::: Input material :::

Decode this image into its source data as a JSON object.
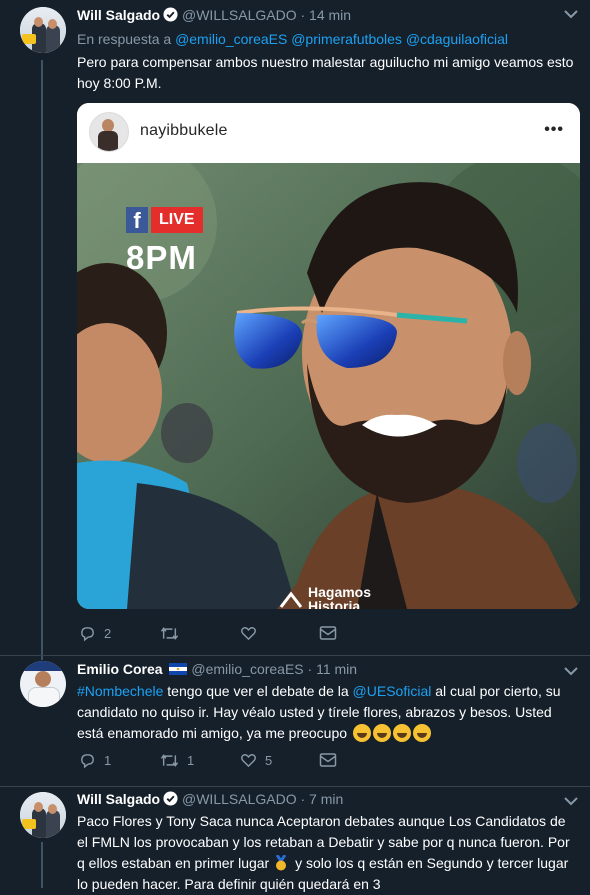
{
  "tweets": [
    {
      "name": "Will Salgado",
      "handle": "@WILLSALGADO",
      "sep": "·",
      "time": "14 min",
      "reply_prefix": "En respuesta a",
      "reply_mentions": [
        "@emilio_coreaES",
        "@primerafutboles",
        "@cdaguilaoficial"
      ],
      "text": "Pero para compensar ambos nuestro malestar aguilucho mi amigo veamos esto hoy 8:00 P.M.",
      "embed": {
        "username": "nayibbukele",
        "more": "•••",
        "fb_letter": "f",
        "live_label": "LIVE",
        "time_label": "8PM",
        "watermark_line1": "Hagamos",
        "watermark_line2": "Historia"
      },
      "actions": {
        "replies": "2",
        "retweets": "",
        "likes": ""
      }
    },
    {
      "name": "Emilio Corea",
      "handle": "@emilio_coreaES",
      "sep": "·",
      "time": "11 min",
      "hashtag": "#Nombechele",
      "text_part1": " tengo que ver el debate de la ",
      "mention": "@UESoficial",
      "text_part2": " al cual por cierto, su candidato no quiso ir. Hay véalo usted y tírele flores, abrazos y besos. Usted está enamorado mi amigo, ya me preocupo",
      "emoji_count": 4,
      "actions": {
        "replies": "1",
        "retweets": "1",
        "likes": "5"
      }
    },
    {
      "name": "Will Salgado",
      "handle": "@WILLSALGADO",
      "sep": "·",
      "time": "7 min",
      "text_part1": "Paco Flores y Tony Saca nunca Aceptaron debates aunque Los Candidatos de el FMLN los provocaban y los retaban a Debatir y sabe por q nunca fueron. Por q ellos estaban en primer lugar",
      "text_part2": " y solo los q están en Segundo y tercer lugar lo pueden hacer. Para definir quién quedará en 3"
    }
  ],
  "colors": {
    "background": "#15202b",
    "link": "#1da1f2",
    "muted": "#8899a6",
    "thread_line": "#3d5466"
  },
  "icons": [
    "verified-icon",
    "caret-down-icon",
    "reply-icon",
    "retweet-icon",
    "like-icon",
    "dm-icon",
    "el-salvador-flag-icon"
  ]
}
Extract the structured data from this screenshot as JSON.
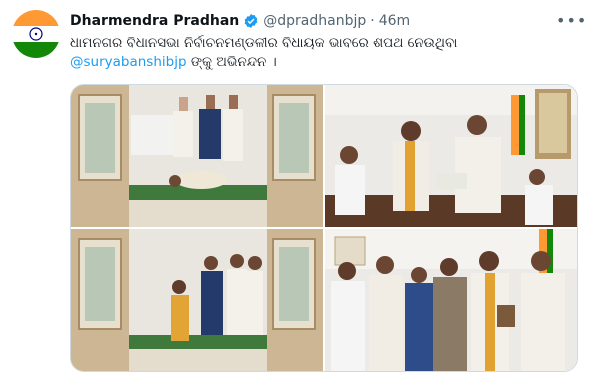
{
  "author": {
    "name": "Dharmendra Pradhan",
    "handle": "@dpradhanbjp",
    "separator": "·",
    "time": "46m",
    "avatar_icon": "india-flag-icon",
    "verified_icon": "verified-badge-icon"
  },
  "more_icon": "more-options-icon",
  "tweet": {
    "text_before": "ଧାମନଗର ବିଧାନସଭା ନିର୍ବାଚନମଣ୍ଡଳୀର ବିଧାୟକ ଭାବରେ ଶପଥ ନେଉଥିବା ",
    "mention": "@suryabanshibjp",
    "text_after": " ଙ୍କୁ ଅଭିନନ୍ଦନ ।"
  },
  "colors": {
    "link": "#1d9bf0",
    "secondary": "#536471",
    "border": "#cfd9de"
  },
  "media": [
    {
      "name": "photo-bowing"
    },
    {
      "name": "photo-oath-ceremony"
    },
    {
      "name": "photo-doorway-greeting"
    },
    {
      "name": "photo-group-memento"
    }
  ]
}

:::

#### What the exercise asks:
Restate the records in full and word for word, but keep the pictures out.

#### Solution to this task:
Decode this image into its source data as a JSON object.
{
  "tweets": [
    {
      "name": "Will Salgado",
      "handle": "@WILLSALGADO",
      "sep": "·",
      "time": "14 min",
      "reply_prefix": "En respuesta a",
      "reply_mentions": [
        "@emilio_coreaES",
        "@primerafutboles",
        "@cdaguilaoficial"
      ],
      "text": "Pero para compensar ambos nuestro malestar aguilucho mi amigo veamos esto hoy 8:00 P.M.",
      "embed": {
        "username": "nayibbukele",
        "more": "•••",
        "fb_letter": "f",
        "live_label": "LIVE",
        "time_label": "8PM",
        "watermark_line1": "Hagamos",
        "watermark_line2": "Historia"
      },
      "actions": {
        "replies": "2",
        "retweets": "",
        "likes": ""
      }
    },
    {
      "name": "Emilio Corea",
      "handle": "@emilio_coreaES",
      "sep": "·",
      "time": "11 min",
      "hashtag": "#Nombechele",
      "text_part1": " tengo que ver el debate de la ",
      "mention": "@UESoficial",
      "text_part2": " al cual por cierto, su candidato no quiso ir. Hay véalo usted y tírele flores, abrazos y besos. Usted está enamorado mi amigo, ya me preocupo",
      "emoji_count": 4,
      "actions": {
        "replies": "1",
        "retweets": "1",
        "likes": "5"
      }
    },
    {
      "name": "Will Salgado",
      "handle": "@WILLSALGADO",
      "sep": "·",
      "time": "7 min",
      "text_part1": "Paco Flores y Tony Saca nunca Aceptaron debates aunque Los Candidatos de el FMLN los provocaban y los retaban a Debatir y sabe por q nunca fueron. Por q ellos estaban en primer lugar",
      "text_part2": " y solo los q están en Segundo y tercer lugar lo pueden hacer. Para definir quién quedará en 3"
    }
  ],
  "colors": {
    "background": "#15202b",
    "link": "#1da1f2",
    "muted": "#8899a6",
    "thread_line": "#3d5466"
  },
  "icons": [
    "verified-icon",
    "caret-down-icon",
    "reply-icon",
    "retweet-icon",
    "like-icon",
    "dm-icon",
    "el-salvador-flag-icon"
  ]
}
Extract the structured data from this screenshot as JSON.
{
  "author": {
    "name": "Dharmendra Pradhan",
    "handle": "@dpradhanbjp",
    "separator": "·",
    "time": "46m",
    "avatar_icon": "india-flag-icon",
    "verified_icon": "verified-badge-icon"
  },
  "more_icon": "more-options-icon",
  "tweet": {
    "text_before": "ଧାମନଗର ବିଧାନସଭା ନିର୍ବାଚନମଣ୍ଡଳୀର ବିଧାୟକ ଭାବରେ ଶପଥ ନେଉଥିବା ",
    "mention": "@suryabanshibjp",
    "text_after": " ଙ୍କୁ ଅଭିନନ୍ଦନ ।"
  },
  "colors": {
    "link": "#1d9bf0",
    "secondary": "#536471",
    "border": "#cfd9de"
  },
  "media": [
    {
      "name": "photo-bowing"
    },
    {
      "name": "photo-oath-ceremony"
    },
    {
      "name": "photo-doorway-greeting"
    },
    {
      "name": "photo-group-memento"
    }
  ]
}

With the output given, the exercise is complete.